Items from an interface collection
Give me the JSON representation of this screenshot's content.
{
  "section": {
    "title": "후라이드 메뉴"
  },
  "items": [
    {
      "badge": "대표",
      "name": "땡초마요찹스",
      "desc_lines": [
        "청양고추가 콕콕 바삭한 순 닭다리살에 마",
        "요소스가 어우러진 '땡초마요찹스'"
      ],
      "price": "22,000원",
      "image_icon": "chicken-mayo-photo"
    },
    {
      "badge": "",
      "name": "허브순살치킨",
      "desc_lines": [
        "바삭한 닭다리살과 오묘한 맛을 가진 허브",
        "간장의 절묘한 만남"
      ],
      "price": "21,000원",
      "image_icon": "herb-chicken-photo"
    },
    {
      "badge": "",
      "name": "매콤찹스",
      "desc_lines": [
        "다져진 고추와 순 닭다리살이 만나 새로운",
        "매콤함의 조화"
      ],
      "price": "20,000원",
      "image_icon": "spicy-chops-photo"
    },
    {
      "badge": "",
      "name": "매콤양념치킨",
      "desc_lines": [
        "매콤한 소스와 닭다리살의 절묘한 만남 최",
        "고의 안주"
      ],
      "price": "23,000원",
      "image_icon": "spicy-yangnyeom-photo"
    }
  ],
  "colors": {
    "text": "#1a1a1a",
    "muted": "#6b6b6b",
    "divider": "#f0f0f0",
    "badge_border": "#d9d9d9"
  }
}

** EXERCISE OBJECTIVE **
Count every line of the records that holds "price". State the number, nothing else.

** ANSWER SECTION **
4